A pacemaker is a battery-powered device placed under the skin of your chest to help your heart beat in a normal rhythm.
Normally, an electrical signal in your heart starts each heartbeat, causing the heart muscle to squeeze (contract). This signal starts in the upper right chamber of the heart (the right atrium). The signal then follows normal pathways to the upper left atrium and to the lower chambers of the heart (the ventricles). When your heart cannot beat regularly because of a problem with the electrical signal or damage to your heart, you may need a pacemaker. The pacemaker uses wires to deliver electrical signals to the heart, causing your heart to beat in a regular pattern.
What is pacemaker syndrome?
Pacemakers are placed to coordinate the pumping action of the heart chambers. When the chambers of the heart pump together in rhythm, the pumping action starts in the upper 2 chambers and then moves to the lower 2 chambers. When you have pacemaker syndrome, the coordination between the upper chambers and lower chambers is not working well. In other words, the timing is off and it causes symptoms, such as tiredness and weakness.
What is the cause?
Sometimes a pacemaker starts the pumping action in the lower chambers of the heart instead of the upper chambers. This decreases the amount of blood that the heart can pump to the body. The decreased blood flow may cause symptoms.
What are the symptoms?
Symptoms may include:
Feeling tired or weak

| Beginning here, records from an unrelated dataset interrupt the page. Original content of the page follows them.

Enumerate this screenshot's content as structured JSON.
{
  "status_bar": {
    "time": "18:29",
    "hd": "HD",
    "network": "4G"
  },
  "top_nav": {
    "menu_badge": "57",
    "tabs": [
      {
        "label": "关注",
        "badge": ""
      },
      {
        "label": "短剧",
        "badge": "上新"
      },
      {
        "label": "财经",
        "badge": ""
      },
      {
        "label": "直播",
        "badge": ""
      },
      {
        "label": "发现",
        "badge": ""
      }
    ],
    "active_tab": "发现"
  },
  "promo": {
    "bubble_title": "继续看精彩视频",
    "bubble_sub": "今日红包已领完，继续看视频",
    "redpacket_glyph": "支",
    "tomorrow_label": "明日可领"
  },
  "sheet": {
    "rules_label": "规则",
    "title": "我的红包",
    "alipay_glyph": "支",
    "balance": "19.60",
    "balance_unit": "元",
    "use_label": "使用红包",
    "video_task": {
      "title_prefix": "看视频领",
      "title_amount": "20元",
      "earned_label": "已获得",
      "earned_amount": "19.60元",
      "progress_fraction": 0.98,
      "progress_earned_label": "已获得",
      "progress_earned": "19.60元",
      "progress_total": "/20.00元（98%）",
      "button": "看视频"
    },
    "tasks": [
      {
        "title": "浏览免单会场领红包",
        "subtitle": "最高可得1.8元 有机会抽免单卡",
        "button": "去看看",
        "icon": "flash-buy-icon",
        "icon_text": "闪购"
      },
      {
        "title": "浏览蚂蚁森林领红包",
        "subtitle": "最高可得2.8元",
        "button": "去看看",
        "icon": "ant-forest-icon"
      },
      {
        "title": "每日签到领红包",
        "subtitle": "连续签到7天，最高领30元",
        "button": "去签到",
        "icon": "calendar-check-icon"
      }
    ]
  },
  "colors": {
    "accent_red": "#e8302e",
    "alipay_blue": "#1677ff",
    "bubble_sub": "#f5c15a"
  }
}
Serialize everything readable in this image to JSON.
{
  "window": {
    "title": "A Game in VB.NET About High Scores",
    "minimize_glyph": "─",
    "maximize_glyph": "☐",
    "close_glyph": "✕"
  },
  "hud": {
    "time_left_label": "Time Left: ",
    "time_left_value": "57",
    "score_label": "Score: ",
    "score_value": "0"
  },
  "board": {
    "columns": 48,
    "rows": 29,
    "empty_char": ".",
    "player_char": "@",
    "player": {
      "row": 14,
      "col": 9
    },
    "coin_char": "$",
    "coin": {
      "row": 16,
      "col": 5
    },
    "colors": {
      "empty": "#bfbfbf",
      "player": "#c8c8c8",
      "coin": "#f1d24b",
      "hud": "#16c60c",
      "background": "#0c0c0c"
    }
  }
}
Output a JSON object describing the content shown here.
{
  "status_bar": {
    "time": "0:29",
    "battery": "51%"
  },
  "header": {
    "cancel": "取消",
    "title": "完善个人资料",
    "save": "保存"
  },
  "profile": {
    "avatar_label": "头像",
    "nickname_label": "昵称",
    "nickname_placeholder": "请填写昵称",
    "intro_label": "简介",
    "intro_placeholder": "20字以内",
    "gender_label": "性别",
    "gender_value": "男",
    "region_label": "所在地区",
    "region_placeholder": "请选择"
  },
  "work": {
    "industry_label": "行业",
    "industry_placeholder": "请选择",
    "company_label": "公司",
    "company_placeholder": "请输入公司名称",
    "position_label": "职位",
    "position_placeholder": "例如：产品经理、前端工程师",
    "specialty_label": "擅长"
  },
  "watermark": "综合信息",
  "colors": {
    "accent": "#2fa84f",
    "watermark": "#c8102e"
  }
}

Abnormal heart beat
Low blood pressure with lightheadedness
Shortness of breath
Heart symptoms you had before the pacemaker was implanted
How is it diagnosed?
Your healthcare provider will ask about your symptoms, activities, and medical history and examine you. You may have an ECG (also called an EKG or electrocardiogram), which measures and records your heartbeat. You may have an ECG while you are resting or while you exercise on a treadmill. You may also be asked to wear a small portable ECG monitor for a few days or sometimes a couple of weeks.
How is it treated?
Your healthcare provider may need to adjust your pacemaker to change the timing and strength of impulses. Changing these settings should improve most of the symptoms. Your provider may need to try several different settings to find what works best for you. In some cases the pacemaker may need to be replaced with a different type of pacemaker.
How can I take care of myself?
Follow your healthcare provider’s instructions. Ask your provider:
How long it will take to recover
What activities you should avoid and when you can return to your normal activities
How to take care of yourself at home
What symptoms or problems you should watch for and what to do if you have them
Make sure you know when you should come back for a checkup.
Developed by RelayHealth.
Adult Advisor 2015.1 published by RelayHealth. Last modified: 2014-02-02 Last reviewed: 2013-12-27
This content is reviewed periodically and is subject to change as new health information becomes available. The information is intended to inform and educate and is not a replacement for medical evaluation, advice, diagnosis or treatment by a healthcare professional.
Pacemaker Syndrome: References
Frielingsdorf J, Gerber AE, Hess OM (October 1994). Importance of maintained atrio-ventricular synchrony in patients with pacemakers. Eur. Heart J. 15 (10): 1431â€“40.
SchÃ¼ller H, Brandt J (April 1991). The pacemaker syndrome: old and new causes. Clin Cardiol 14 (4): 336â€“40.
Tracy, Cynthia M., et al. 2012 ACCF/AHA/HRS Focused Update of the 2008 Guidelines for Device-Based Therapy of Cardiac Rhythm Abnormalities A Report of the American College of Cardiology Foundation/American Heart Association Task Force on Practice Guidelines and the Heart Rhythm Society.